In 17th century England, dill could be found in many kitchen gardens and was most likely brought over to America by English settlers.

Dill flavor profile

Dill is a versatile herb with numerous uses but its flavor is familiar to many Americans mainly because of its role in dill pickles. Dill’s flavor is slightly lemony, sweet, and a little bitter, and the aroma is similar to that of aniseed though it has celery notes too. The seeds have a similar flavor and are used as a spice, though the leaves of the dill plant are generally considered to be more flavorful. The aroma of fresh dill is also much sweeter than that of its dried counterpart.

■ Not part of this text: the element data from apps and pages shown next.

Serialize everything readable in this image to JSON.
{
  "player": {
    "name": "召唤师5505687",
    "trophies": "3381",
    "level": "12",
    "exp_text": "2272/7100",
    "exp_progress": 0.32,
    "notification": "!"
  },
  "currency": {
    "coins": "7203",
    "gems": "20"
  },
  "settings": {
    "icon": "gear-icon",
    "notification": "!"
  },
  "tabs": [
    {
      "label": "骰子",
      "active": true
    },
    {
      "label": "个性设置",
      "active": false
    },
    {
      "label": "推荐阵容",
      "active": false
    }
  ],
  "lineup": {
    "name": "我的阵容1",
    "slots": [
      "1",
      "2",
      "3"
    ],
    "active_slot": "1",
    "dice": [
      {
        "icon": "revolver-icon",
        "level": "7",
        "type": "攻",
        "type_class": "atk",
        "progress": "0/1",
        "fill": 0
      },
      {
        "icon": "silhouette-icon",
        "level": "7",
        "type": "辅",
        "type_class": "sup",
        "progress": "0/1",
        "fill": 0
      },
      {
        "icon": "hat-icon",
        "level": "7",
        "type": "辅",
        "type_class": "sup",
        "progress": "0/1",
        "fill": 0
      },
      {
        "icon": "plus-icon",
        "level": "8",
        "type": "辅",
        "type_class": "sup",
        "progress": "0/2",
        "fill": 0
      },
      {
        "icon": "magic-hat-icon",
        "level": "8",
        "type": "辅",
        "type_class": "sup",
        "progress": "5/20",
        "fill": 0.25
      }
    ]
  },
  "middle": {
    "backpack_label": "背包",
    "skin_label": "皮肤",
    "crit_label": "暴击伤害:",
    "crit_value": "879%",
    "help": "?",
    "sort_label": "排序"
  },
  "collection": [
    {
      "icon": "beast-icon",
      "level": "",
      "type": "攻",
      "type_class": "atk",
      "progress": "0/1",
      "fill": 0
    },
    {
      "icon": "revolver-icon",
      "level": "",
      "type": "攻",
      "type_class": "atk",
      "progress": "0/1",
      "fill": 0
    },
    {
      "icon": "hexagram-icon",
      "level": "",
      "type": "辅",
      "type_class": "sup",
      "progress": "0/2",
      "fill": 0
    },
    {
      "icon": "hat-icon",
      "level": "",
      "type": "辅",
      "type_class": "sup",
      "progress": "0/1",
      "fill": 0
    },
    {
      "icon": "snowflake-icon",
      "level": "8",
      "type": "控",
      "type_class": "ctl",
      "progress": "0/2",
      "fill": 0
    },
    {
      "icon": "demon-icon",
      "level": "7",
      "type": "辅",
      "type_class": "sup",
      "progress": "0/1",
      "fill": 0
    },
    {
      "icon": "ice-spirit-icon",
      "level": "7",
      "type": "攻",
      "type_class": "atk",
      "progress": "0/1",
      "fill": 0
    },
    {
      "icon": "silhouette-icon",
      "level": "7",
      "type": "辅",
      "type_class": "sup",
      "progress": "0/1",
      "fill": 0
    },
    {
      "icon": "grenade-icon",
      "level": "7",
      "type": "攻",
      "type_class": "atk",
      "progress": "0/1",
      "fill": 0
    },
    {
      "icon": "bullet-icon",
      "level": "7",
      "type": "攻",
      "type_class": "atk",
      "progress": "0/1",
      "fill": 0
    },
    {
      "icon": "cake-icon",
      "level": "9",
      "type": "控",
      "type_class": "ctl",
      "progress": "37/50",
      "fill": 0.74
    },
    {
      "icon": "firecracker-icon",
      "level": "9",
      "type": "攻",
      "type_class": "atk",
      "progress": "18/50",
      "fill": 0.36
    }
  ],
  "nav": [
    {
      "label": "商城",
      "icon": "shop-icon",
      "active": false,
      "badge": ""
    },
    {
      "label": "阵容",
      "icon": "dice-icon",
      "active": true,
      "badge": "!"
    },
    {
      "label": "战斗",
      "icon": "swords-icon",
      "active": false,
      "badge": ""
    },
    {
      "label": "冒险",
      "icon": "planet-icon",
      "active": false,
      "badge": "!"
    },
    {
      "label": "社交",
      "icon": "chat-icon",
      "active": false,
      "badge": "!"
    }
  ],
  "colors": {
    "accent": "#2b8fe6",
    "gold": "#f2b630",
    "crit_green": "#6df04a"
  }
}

Health benefits of dill

Aside from the fact that it has very few calories and no cholesterol, dill has several health benefits such as:

  • It contains a variety of volatile essential oils including eugenol, which can be used as both an antiseptic and a local anesthetic.
  • It is rich in vitamin A, which is a flavonoid antioxidant. You can get 257 percent of your daily recommended intake of this vitamin from a mere 100 grams of dill. Along with its antioxidant benefits, vitamin A is important for vision and for healthy mucus membranes.
  • Dill is rich in vitamin C, which is another antioxidant. You can get 140 percent of your daily recommended intake of this vitamin from 100 grams of dill. Vitamin C is important for a functioning immune system.
  • Dill is also an excellent source of several minerals such as iron, zinc and potassium. Iron is important for cognitive function and gastrointestinal health. Zinc helps to regulate immune function while potassium plays a role in regulating fluid balance and controlling the heart’s electrical activity.

Common uses for dill

Dill may have Mediterranean roots, but it is cultivated and utilized in many countries around the world. It is an ingredient in classic Scandinavian dishes like gravlax, where it is used along with salt and sugar to cure raw salmon. Dillkott is another Scandinavian dish that includes dill. Dillkott is a creamy lamb or veal stew that is seasoned heavily with chopped dill. In India, dill is used to flavor potatoes to make aloo suva bhaji. In American cuisine, the herb is often included in potato salads and is a popular fish seasoning. Dill also plays a major role in the famous Vietnamese cha ca thang long where it is used along with turmeric and galangal to flavor fish.